──────── DATA FOR REVIEW ────────

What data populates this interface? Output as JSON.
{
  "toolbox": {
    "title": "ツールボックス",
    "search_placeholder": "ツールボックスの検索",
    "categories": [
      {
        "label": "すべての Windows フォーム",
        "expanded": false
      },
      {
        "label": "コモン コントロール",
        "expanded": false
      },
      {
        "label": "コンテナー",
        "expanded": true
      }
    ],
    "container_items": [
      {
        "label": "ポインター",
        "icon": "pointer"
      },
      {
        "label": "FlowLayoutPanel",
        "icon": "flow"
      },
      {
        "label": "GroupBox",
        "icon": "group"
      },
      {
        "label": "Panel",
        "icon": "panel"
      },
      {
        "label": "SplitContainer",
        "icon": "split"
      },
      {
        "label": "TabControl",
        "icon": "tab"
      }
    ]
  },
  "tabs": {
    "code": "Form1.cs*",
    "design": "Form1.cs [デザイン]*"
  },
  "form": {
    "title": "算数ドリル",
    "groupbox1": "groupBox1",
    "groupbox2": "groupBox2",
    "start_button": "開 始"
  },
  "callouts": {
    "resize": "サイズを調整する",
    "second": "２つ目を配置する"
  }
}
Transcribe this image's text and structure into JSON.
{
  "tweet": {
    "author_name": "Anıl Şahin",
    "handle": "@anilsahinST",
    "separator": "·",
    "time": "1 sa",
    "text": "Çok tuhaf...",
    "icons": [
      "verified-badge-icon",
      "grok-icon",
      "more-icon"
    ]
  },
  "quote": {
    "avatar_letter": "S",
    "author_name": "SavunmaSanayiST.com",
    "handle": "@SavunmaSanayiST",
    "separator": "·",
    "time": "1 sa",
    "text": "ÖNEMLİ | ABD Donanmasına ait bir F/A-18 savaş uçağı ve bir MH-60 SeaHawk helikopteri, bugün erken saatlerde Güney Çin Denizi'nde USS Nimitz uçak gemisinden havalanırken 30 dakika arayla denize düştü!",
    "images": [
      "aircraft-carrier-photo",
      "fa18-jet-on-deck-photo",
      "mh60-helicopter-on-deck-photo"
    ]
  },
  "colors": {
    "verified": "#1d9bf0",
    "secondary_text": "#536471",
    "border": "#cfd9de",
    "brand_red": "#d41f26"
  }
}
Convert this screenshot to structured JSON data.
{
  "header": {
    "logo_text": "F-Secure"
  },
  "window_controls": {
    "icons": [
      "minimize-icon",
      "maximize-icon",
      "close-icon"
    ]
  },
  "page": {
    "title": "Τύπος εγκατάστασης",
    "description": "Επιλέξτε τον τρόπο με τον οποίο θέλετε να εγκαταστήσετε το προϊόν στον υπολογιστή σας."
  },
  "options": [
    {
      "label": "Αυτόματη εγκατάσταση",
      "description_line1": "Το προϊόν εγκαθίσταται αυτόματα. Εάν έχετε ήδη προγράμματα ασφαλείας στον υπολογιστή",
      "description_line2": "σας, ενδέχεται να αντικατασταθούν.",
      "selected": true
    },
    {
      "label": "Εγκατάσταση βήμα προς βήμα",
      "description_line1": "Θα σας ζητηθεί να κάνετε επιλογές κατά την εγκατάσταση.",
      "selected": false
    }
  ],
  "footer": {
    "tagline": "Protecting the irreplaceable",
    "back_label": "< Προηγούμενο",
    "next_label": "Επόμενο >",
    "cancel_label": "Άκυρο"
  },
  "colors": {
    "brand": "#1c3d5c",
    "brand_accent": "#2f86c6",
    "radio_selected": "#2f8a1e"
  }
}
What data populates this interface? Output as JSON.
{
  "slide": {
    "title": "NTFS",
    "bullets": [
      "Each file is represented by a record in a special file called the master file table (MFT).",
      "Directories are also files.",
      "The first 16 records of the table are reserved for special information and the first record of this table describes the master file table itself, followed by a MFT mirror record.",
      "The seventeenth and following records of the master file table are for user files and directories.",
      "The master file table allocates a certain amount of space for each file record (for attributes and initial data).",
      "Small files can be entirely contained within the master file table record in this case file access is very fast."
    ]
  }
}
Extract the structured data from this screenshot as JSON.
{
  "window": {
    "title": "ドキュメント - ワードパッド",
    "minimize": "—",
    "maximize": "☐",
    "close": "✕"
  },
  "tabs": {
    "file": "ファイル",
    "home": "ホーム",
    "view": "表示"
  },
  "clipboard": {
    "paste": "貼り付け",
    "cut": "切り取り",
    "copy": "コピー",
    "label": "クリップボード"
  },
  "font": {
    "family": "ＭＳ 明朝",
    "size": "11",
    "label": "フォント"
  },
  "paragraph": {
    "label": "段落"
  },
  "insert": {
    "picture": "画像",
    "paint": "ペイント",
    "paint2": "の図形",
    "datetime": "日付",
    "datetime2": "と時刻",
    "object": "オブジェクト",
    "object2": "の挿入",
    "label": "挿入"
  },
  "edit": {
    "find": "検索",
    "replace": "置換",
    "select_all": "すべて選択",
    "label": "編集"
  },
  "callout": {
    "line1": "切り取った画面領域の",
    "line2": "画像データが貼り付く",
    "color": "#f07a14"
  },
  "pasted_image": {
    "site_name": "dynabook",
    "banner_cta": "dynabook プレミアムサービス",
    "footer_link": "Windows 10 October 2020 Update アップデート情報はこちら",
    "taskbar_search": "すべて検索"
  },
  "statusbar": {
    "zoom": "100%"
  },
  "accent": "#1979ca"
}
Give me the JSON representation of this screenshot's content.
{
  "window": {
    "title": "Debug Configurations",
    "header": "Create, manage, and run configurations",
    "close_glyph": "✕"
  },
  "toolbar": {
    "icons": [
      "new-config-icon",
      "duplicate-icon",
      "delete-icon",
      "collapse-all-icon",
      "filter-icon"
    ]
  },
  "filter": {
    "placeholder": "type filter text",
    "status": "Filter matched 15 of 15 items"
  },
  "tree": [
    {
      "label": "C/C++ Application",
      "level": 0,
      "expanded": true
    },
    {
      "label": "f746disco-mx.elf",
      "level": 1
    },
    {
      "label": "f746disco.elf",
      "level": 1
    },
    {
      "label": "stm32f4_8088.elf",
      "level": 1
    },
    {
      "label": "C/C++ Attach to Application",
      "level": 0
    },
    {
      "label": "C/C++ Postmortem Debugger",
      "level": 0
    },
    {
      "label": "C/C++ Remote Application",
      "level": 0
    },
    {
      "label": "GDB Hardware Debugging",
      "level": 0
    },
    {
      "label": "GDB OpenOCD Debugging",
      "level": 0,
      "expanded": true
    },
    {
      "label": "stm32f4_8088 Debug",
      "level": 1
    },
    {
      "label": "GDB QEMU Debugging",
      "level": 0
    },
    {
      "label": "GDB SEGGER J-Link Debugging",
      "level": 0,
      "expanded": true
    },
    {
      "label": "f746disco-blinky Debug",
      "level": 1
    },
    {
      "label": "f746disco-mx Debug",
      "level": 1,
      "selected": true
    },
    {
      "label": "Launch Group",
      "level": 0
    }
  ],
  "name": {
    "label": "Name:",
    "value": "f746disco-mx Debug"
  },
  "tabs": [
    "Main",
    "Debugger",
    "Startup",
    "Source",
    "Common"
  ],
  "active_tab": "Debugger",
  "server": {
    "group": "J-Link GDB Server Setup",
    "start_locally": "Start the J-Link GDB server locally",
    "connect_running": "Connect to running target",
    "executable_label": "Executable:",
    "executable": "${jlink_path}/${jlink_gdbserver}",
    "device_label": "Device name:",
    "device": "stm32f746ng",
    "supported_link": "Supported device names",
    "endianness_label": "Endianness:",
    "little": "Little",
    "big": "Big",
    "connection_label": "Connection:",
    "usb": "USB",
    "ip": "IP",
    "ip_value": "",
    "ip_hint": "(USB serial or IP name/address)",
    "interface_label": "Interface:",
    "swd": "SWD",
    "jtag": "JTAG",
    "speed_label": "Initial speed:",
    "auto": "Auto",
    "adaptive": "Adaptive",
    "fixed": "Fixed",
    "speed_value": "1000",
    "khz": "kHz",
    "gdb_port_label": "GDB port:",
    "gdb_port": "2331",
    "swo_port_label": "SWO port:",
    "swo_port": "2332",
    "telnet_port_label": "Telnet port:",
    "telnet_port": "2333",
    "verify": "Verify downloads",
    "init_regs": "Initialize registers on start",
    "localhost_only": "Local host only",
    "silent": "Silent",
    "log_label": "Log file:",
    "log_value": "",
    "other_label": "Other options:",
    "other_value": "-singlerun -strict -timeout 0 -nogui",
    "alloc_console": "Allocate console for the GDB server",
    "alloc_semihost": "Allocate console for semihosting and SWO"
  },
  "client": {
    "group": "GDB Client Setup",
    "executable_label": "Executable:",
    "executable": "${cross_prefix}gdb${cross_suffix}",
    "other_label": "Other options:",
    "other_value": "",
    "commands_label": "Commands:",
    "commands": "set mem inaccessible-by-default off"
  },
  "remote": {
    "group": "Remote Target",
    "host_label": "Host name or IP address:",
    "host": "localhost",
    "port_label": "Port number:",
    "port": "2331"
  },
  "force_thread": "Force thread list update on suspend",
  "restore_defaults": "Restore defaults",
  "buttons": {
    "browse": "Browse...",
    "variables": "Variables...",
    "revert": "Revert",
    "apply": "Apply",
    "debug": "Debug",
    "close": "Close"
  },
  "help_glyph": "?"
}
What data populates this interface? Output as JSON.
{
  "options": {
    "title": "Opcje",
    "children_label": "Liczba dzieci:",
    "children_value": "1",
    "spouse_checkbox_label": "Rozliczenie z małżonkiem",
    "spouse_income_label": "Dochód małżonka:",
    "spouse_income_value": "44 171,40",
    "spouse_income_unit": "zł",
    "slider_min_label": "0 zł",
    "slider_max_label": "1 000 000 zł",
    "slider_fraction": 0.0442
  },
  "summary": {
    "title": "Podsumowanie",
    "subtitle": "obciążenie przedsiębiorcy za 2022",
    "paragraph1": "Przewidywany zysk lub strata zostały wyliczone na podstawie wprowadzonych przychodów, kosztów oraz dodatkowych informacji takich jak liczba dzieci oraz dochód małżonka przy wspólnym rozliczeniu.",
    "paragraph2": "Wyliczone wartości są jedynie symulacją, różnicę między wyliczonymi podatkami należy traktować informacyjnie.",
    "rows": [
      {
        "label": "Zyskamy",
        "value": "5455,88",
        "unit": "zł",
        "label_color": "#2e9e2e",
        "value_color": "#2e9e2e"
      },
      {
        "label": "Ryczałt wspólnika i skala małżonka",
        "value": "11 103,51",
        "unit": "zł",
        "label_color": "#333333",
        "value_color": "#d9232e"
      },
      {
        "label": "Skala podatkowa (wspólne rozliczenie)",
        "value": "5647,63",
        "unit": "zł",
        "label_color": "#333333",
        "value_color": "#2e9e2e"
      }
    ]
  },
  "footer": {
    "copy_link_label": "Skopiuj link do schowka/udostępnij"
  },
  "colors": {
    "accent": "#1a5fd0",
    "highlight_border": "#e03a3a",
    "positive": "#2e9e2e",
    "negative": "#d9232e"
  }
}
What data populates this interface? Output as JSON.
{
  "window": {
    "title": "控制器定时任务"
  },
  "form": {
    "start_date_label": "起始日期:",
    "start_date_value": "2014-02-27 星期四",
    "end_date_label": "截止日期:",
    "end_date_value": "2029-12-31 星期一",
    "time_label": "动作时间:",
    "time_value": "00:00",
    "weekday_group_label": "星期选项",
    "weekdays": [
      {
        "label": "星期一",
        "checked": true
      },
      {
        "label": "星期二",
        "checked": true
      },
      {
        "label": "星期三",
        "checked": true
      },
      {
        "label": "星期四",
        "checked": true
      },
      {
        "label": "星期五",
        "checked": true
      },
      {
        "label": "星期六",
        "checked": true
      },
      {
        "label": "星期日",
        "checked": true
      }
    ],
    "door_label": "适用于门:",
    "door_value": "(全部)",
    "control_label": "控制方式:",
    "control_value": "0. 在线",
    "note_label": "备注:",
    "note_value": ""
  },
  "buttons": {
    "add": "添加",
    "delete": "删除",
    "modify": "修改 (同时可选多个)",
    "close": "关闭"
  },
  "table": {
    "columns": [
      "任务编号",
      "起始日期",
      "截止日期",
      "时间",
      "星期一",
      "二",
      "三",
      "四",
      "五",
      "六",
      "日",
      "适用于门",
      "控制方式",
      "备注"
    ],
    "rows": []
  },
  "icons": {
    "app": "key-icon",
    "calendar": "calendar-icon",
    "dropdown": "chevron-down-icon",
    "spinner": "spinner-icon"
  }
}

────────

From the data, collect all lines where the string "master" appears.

      "Each file is represented by a record in a special file called the master file table (MFT).",
      "The first 16 records of the table are reserved for special information and the first record of this table describes the master file table itself, followed by a MFT mirror record.",
      "The seventeenth and following records of the master file table are for user files and directories.",
      "The master file table allocates a certain amount of space for each file record (for attributes and initial data).",
      "Small files can be entirely contained within the master file table record in this case file access is very fast."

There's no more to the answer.